We cannot make necessary progress without profoundly upgrading our use of data.
Data tells us how much therapy, and the characteristics of therapy, that a patient is receiving.
It also tells us for whom certain types of therapy are most effective and which providers are better or worse at providing therapy.
In the near future, data collected around patient demographics, symptoms, behaviors, treatment sessions, skill sets, and other variables must be used to identify evidence-based patient clusters.
Analysts making use of these larger datasets should also start to build predictive models to recommend the right dosage, skill areas, and the type of therapy that a patient needs based on their unique and individual situation.
Much like precision medicine, this data-based approach ensures appropriate care.
It also allows providers and payors to collaborate around what the data indicates, as opposed to existing processes and procedures that rely more on the expertise of a few people making utilization management decisions which are fraught with issues of inter-rater reliability.
Such transparency and refocusing on what the data says will allow providers and patients to work together more efficiently which can help to reduce patient wait lists.
In addition to streamlining current interactions between providers and payors, large structured datasets will allow us to see things we previously weren’t able to.
As previously stated, behavior is complex, but large datasets with objective data on behavior can be captured and analyzed over time.
What’s more, recent advances in technology and computing increasingly make it easier to understand the complexity around medical and behavioral comorbidities, familial and social factors, and the unique characteristics of each patient.
The result is a holistic view of each patient’s condition that enables interventions to be designed for an individual’s unique needs.
Additionally, when tied to outcomes data, patients can be tracked over time to determine the quality of care they are receiving, whether they’re achieving their treatment goals and whether treatment may need to be modified.
As we continue to stare down the supply and demand crisis, we must ensure patients receive quality care and treatment that is evidence-based.
Adopting value-based care models for autism care alongside those for other health and behavioral health conditions is an industry imperative and will be a game changer in how care is delivered and paid for, and in the quality and effectiveness of the care patients receive, but it will require the right data.
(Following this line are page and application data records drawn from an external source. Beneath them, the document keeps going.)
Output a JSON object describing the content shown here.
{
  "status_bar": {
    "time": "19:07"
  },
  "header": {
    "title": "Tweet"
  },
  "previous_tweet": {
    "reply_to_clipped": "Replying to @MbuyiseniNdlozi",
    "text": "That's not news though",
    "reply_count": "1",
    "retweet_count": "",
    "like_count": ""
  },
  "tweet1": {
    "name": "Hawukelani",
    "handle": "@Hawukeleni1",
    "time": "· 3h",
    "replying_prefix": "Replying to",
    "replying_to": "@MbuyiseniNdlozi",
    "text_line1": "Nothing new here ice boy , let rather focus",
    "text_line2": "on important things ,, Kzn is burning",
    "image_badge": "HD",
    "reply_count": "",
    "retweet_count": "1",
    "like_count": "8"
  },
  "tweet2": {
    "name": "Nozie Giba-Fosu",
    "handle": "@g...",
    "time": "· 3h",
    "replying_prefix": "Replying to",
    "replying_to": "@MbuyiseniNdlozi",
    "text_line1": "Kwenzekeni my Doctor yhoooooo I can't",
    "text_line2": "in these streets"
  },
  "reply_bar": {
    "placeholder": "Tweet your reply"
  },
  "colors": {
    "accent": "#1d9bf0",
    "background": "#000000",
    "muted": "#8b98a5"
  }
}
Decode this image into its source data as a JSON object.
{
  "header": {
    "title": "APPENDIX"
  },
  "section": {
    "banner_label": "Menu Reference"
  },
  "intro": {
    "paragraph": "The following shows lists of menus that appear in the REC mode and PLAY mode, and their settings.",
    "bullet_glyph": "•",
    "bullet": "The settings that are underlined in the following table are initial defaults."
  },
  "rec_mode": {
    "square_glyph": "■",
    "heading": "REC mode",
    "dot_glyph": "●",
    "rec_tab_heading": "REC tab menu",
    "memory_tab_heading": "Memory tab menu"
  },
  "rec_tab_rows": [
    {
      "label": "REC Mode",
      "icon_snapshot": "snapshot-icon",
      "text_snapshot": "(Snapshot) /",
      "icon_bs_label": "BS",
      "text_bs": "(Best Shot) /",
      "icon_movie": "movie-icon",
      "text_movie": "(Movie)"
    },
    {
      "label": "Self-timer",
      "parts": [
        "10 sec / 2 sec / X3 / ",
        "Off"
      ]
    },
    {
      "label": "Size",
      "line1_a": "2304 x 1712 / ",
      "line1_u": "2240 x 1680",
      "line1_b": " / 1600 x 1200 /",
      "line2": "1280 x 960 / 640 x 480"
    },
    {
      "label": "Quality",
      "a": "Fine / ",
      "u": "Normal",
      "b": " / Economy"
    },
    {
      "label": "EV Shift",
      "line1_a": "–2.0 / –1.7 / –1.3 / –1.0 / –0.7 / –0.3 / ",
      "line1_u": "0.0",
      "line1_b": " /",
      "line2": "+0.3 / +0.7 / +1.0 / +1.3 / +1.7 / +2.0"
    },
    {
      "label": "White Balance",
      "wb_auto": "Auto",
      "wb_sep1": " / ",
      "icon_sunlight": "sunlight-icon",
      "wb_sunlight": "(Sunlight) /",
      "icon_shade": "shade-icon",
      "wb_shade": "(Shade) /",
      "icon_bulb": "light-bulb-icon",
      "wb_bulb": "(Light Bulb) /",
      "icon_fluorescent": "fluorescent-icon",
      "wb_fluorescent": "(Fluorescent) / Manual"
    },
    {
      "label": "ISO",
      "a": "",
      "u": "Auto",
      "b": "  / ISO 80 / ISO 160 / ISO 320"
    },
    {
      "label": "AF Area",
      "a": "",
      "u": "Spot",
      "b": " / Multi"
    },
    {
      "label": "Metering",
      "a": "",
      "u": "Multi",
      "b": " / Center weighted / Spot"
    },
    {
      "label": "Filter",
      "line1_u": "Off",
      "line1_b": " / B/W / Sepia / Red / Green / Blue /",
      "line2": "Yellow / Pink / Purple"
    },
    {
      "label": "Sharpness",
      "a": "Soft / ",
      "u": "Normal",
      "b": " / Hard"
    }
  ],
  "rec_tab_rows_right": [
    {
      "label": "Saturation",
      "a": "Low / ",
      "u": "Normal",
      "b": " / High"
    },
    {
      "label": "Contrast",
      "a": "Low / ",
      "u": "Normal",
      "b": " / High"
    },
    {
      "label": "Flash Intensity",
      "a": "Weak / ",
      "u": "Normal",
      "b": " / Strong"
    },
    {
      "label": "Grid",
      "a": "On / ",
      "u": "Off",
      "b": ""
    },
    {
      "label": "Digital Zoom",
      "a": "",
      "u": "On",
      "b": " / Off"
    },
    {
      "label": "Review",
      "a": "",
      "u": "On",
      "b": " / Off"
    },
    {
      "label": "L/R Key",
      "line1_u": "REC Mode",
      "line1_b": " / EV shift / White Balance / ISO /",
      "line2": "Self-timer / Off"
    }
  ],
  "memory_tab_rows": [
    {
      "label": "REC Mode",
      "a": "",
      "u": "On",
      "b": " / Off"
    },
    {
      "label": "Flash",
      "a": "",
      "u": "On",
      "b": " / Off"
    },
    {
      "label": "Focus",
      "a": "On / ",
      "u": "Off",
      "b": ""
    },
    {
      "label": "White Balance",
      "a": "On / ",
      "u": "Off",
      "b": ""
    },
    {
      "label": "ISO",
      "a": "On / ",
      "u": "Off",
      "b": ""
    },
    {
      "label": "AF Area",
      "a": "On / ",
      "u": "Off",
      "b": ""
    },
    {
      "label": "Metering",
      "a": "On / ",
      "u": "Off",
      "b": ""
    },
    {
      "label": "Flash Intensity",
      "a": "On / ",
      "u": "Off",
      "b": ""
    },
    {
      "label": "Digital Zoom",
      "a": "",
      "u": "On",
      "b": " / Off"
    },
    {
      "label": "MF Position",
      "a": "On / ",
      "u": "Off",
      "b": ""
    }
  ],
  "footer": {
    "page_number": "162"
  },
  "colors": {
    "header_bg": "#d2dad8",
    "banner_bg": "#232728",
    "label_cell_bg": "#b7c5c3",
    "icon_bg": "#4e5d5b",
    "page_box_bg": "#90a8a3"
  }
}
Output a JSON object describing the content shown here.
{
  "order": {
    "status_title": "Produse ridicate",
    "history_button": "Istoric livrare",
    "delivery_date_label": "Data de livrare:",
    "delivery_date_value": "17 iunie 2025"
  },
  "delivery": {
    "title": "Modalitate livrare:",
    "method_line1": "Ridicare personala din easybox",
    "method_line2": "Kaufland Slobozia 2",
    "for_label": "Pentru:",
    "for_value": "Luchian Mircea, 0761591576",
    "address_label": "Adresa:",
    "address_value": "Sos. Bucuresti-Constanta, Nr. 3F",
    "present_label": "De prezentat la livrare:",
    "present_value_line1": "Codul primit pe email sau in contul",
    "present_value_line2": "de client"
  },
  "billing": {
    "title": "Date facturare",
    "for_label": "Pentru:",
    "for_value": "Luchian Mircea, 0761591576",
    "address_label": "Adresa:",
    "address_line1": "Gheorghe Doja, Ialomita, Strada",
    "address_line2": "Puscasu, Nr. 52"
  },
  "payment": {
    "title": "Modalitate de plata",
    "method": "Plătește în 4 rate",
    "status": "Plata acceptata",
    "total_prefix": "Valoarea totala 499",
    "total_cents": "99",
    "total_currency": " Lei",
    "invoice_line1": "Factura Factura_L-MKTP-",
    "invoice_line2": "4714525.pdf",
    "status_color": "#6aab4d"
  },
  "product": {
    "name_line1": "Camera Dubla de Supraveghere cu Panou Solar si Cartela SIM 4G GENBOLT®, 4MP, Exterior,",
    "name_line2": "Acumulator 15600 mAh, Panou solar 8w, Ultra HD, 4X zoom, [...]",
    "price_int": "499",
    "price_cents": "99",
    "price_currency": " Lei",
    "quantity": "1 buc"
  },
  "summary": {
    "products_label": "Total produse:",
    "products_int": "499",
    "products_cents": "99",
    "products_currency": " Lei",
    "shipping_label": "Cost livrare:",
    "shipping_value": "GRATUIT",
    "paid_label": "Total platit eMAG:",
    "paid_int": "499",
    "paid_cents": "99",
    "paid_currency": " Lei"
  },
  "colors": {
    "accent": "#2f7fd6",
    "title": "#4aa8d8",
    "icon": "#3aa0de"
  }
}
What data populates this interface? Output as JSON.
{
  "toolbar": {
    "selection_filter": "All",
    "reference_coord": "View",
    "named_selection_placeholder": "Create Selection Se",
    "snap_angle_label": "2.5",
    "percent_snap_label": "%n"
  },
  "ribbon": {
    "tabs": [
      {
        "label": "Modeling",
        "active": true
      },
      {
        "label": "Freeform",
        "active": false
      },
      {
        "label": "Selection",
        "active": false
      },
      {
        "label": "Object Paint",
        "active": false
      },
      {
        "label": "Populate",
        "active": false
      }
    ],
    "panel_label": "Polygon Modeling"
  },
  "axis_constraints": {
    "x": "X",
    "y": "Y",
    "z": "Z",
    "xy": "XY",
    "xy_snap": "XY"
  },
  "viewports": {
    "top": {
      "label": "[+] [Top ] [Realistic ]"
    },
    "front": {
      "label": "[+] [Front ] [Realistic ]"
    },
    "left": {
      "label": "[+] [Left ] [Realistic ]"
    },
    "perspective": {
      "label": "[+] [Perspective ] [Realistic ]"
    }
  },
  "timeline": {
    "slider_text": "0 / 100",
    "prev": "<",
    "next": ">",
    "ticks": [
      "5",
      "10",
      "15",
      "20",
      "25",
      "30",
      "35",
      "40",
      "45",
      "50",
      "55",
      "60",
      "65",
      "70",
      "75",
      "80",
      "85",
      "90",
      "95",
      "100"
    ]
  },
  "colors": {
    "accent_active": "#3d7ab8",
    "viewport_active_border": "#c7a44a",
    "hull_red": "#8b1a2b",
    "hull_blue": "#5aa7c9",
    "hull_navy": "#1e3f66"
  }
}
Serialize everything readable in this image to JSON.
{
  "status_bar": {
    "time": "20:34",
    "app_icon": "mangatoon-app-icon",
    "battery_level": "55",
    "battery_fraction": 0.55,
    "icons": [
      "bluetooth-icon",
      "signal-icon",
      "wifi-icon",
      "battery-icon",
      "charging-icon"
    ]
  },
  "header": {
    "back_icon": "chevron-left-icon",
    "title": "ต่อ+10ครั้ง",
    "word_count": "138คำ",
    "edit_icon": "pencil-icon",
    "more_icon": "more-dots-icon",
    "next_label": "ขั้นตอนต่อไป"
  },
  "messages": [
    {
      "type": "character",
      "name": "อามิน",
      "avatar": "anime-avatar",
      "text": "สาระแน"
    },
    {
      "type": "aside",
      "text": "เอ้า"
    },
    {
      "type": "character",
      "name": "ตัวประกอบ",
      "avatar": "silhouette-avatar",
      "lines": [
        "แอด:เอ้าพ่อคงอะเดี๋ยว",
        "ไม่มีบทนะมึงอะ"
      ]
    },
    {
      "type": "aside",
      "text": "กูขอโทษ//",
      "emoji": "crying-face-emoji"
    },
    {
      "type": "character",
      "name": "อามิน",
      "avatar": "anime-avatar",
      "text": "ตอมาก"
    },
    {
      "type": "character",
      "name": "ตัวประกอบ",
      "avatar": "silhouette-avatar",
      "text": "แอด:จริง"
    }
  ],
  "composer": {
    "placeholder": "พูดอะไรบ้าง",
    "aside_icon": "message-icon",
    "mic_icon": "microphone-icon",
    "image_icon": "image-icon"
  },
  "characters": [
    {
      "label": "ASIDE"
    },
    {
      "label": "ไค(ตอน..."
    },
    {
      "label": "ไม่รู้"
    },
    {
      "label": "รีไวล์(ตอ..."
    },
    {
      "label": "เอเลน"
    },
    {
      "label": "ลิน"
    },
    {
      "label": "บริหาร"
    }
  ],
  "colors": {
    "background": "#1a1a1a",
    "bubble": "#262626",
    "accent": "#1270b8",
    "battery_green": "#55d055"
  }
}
It is incumbent on stakeholders at all levels of the system—providers, payors, and the private sector—to rapidly execute the new data strategies necessary to enable this crucial evolution.